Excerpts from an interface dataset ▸
▼

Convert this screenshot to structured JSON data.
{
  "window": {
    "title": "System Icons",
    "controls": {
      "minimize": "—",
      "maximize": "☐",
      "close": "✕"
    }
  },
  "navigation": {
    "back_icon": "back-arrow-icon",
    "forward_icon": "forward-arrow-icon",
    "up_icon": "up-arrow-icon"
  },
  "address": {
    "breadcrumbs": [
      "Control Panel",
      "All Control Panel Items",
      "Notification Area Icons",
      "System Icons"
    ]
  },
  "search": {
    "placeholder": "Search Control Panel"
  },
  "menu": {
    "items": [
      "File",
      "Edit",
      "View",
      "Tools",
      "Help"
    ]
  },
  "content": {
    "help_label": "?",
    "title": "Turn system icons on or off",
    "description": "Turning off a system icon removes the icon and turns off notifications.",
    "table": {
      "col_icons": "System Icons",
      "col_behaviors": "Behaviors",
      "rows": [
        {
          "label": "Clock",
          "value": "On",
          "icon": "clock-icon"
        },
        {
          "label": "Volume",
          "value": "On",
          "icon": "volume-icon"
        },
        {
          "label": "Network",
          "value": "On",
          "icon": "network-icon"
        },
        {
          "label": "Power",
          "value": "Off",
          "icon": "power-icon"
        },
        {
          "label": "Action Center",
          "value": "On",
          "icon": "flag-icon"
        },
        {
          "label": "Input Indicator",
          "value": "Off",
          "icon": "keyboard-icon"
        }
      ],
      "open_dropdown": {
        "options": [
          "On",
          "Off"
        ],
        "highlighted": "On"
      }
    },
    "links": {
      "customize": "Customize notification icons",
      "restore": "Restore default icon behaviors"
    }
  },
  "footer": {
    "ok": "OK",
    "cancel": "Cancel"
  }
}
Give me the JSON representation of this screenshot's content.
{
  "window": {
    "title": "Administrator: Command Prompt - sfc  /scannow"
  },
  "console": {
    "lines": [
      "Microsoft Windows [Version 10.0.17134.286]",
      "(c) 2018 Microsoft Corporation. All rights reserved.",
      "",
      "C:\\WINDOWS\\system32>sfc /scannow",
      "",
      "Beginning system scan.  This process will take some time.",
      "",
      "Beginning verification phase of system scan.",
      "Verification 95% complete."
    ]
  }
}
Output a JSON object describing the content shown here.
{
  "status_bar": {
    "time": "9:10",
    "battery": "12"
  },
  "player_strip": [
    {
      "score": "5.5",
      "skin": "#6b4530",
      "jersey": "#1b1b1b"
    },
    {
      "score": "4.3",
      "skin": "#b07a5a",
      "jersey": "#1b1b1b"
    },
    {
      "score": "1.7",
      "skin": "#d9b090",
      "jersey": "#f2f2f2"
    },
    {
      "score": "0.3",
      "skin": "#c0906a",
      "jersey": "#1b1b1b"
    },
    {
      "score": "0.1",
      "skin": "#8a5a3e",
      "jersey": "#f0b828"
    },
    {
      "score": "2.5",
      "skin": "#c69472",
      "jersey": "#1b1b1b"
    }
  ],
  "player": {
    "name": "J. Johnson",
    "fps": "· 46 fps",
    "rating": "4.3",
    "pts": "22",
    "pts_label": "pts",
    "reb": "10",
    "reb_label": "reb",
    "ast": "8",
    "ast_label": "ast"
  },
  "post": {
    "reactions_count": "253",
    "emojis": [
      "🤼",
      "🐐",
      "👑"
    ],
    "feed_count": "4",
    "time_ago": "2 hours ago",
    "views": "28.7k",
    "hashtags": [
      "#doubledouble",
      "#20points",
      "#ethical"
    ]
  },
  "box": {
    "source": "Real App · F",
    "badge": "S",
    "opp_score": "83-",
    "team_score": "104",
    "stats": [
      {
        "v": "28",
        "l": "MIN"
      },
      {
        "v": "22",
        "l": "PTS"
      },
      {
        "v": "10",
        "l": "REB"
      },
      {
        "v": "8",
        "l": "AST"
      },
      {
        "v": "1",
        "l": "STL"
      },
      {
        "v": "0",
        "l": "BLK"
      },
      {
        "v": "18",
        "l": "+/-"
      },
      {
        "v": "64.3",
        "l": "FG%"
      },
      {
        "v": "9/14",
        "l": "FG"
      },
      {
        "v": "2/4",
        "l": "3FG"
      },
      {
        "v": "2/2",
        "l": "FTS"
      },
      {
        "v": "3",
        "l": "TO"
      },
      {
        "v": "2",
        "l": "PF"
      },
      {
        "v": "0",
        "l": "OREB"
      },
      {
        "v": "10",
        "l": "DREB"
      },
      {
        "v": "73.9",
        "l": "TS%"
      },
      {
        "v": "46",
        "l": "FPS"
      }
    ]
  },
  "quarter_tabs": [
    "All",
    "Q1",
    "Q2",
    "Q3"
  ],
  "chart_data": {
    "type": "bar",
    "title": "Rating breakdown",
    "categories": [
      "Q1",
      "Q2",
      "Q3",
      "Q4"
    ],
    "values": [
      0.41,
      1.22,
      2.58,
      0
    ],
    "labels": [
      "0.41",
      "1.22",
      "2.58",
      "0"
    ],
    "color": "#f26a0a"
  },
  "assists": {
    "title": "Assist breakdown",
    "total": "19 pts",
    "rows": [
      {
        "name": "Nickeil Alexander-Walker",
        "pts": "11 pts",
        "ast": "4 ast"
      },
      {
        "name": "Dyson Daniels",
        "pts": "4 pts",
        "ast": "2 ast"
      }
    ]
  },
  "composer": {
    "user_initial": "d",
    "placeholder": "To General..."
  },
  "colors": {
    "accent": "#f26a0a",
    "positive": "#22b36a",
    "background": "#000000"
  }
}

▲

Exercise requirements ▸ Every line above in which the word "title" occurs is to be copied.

Answer box ▸
    "title": "System Icons",
    "title": "Turn system icons on or off",
    "title": "Administrator: Command Prompt - sfc  /scannow"
    "title": "Rating breakdown",
    "title": "Assist breakdown",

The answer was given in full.